A Trip to the Cat Toy Department Is In Order

If you’re wondering why there’s so much blogging lately it’s because I can’t put my shoe on.

So some of my cat research has born fruit and here’s some things I need to do:

* Provide perches so the cat can look outside.
* Toys, toys and toys, (toys, prey preference)
* Let your cat “hunt” for food by placing food in a toy that will make the cat work to get the food out.
* Hide food throughout the house so the cat has to find it.
* Leave the radio or TV on, tuned to your usual station.
* Call home and leave a message for the cat.
* Provide a refuge
* Spend at least 10 minutes daily playing with your cat.

Those are all for kitty separation anxiety.

I’ve found a fair amount on cat-cat aggression, but little on cat-human aggression. The American Assn of Feline Practitioners say “disrupt the behaviour every time it occurs. Disruption is tricky and ignoring the undesirable behaviour while rewarding only desirable behaviours is often preferable.
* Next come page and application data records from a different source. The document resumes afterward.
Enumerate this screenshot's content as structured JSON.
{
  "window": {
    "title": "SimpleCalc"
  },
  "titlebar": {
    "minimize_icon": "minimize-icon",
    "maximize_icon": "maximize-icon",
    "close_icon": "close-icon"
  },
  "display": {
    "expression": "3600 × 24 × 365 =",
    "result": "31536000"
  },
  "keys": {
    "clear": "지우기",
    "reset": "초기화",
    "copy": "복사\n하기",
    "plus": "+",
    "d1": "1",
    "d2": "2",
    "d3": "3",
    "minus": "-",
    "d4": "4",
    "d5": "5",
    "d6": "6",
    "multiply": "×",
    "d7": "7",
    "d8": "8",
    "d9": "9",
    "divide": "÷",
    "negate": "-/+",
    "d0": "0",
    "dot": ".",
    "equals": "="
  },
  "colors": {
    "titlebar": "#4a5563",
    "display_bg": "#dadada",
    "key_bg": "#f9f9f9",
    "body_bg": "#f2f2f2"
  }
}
Disruption should be sufficiently aversive to stop the behaviour (a loud whistle, shaking a can of coins) without causing damage to the human-animal bond. The cat must not be scared or hurt. After interruption the [human] should encourage another behaviour to replace the interrupted one.”
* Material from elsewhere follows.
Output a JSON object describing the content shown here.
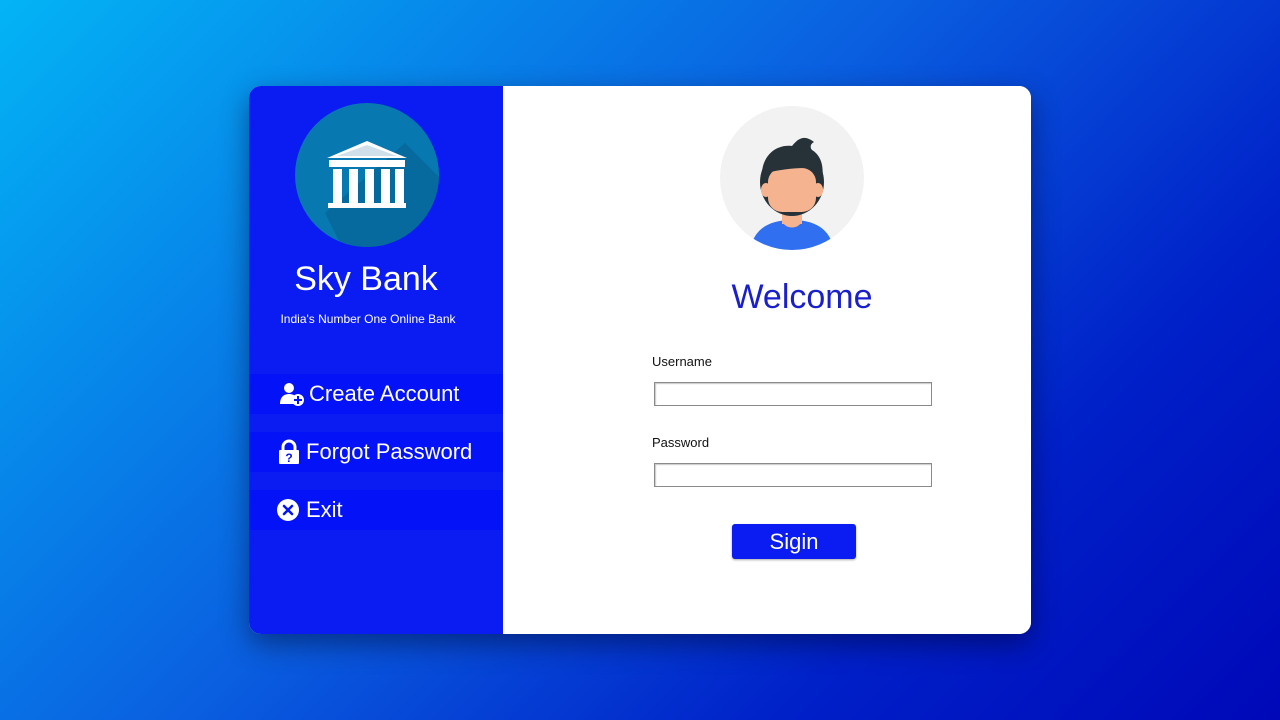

So shake a can of coins but don’t scare the cat? Hmmm. I guess the container full of water pistols by my bedroom door may be overkill.